Cater your communication style
Just turn on the news any day and there’s likely a story about misunderstood messaging. Think of all the times advertising missed the mark, a celebrity misspoke, or a corporate leader or politician is in hot water for saying something that was maybe misconstrued.
Now think of times when you have thought you gave a very clear message that was not received as you expected at work or home.
What factors come into play? Sometimes it’s a disconnect in education or understanding. Other times there’s trouble if we use “loaded” language terms. Sometimes emotions get in the way and no one is listening.
As leaders, we have to adapt our communication styles to suit not only the situation but also the way those around us communicate. What we glean from being observant helps us to cater to the way people receive the message.
For example, you probably wouldn’t use language picked up in your MBA program when you’re talking with front-line workers about service standards, as you might for the executive team, but you also don’t want to talk down to your frontline people.

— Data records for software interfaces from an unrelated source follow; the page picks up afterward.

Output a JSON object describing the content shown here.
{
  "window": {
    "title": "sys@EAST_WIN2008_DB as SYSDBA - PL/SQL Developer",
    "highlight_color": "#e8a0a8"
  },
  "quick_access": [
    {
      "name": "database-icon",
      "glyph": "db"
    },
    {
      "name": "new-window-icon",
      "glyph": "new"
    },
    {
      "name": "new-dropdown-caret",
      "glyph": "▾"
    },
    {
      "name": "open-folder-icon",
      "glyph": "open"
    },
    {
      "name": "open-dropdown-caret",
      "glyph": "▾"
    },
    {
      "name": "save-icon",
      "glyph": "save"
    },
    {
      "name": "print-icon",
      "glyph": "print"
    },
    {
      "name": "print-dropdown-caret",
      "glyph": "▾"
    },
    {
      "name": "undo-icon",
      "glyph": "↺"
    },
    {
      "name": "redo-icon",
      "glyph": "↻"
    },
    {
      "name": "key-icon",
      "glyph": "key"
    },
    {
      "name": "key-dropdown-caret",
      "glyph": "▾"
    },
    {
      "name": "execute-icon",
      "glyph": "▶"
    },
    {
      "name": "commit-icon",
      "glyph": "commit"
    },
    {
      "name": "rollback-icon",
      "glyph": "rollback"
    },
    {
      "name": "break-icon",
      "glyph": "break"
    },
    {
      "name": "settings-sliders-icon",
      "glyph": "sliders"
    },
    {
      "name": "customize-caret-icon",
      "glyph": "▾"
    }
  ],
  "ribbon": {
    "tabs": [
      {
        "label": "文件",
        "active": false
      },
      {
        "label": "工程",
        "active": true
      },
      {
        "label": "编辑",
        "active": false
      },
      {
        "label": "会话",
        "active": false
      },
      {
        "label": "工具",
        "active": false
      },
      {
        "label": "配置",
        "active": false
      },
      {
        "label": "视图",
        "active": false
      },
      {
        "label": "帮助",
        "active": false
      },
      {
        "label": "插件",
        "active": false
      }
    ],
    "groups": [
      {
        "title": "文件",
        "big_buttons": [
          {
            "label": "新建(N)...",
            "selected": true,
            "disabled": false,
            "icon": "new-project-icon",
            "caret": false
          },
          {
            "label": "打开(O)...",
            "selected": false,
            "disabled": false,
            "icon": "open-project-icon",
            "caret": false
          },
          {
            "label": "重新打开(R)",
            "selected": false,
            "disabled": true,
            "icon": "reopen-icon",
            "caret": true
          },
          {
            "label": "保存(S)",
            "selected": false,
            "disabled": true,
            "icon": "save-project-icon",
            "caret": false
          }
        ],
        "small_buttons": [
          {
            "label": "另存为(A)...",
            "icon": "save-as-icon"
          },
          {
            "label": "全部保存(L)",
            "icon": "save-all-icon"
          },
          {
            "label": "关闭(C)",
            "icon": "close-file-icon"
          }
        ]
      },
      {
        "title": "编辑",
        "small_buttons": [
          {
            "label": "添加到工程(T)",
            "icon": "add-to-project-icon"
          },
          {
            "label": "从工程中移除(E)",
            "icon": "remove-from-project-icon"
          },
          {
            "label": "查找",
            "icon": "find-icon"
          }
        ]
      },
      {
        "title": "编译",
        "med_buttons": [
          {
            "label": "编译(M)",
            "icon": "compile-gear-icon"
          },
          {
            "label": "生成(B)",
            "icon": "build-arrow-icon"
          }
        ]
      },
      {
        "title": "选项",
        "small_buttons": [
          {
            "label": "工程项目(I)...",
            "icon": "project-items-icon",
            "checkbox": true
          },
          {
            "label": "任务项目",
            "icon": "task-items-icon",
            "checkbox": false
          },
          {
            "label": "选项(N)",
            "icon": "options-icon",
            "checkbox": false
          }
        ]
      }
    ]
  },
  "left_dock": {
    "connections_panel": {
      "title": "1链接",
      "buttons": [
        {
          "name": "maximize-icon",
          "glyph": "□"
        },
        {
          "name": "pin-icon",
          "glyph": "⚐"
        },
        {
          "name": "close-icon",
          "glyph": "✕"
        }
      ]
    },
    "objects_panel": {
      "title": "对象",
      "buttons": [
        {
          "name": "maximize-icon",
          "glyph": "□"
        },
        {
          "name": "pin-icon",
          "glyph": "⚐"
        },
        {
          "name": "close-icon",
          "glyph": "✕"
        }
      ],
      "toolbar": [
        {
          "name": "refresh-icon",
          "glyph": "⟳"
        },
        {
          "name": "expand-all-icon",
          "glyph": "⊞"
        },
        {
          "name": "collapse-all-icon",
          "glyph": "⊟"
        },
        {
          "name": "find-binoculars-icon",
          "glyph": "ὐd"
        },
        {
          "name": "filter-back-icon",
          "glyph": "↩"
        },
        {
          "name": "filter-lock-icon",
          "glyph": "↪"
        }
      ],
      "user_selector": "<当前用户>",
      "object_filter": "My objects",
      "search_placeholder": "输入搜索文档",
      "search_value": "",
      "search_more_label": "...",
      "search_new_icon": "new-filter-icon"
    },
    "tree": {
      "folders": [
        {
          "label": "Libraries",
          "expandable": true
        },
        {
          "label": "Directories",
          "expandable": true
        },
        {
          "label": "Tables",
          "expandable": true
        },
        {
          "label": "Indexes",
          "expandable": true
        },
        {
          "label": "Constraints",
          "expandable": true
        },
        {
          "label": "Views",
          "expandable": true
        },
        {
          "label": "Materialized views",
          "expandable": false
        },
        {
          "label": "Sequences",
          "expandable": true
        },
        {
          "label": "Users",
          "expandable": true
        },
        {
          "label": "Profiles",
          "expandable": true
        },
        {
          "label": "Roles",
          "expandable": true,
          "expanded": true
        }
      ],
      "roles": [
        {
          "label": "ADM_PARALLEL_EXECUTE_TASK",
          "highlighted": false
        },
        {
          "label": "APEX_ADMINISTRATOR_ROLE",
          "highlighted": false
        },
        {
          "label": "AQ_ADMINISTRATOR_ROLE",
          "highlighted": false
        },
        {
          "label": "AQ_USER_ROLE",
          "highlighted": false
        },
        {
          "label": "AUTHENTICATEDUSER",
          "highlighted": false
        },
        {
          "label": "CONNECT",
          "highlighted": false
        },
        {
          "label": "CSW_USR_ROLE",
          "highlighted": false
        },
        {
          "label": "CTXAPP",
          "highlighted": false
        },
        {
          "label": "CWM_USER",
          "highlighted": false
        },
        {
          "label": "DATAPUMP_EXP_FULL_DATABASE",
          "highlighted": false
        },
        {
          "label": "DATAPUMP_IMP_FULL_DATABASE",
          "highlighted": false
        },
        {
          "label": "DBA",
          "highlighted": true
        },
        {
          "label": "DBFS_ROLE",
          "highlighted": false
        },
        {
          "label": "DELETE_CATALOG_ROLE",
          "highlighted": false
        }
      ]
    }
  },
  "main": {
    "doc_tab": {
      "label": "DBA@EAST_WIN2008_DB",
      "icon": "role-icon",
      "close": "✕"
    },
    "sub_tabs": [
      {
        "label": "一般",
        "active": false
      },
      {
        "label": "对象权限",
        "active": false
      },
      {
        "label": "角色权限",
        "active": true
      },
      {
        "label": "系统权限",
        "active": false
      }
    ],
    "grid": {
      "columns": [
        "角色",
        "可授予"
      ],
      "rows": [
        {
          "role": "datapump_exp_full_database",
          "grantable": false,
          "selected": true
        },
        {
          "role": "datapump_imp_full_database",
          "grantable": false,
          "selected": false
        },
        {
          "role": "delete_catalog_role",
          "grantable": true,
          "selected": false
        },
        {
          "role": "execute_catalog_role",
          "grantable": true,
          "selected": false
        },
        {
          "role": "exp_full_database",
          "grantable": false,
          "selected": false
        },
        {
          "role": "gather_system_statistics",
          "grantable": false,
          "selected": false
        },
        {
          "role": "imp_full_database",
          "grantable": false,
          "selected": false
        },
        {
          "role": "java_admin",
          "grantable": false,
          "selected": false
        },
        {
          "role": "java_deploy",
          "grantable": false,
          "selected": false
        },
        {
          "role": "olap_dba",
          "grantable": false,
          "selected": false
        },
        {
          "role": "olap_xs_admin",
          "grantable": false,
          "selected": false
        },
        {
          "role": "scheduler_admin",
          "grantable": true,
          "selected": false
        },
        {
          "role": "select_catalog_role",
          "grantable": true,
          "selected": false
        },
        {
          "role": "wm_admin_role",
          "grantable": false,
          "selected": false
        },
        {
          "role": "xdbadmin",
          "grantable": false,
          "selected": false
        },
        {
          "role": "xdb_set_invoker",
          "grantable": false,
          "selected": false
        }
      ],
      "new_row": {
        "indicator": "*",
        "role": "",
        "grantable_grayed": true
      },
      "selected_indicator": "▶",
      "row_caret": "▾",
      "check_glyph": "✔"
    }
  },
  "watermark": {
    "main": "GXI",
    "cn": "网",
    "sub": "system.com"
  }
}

You need to think about what will resonate for the person you’re speaking with, what will conjure images from their experience? You’re just going to adjust how you share the message so that it’s heard and received well.
Review our five steps to catering your communication style to help you communicate effectively with all types of people.
Leave space for silence
I want to challenge you to try using silence to your advantage. That’s right: Good leaders need to make room for silence.
It’s tempting to keep the conversation going or to jump in with information, but allowing room for silence in conversations and during meetings gives other people time to ponder and then share thoughtful ideas.
Giving space for studious reflection can be as simple as a long pause after asking a question.
I get that some of you might dread an awkward lull, but consider the benefits of the sound of silence. Try these techniques and see how communication, real two-way communication, flourishes.
Don’t shy away from conflict
In a perfect world, effective communication would eliminate arguments and interpersonal confrontations. It can help reduce tensions but the reality is you’re going to still encounter challenging situations and personalities.
Some people confront conflict head-on, some relish it and others avoid it. I’d like to propose you try turning difficult conversations into essential conversations.
When you employ this model for conflict resolution, you can have an essential conversation to gain understanding and come to a resolution. Try it and you may relish the opportunity to uncover concerns and emotions.
In fact, one of our mantras at Padraig is that very successful teams aren’t afraid to build conflict (you read that right – build conflict!). Now by conflict I don’t mean issues between people or infighting. That’s not healthy and needs to be cleared up. The conflict we encourage is conflict around ideas.
What we find is that when teams have trust, they can share ideas freely. They can debate, challenge, and argue to find the best solutions or improvements.
As a good leader, you should sense if there are unspoken disagreements or differing opinions and ask about them. The conversations that arise out of healthy conflict result in valuable discussions.
Click Here for our Essential Conversation Toolkit!
What will you implement today? This week? How will you integrate some of these communications best practices into your daily practice?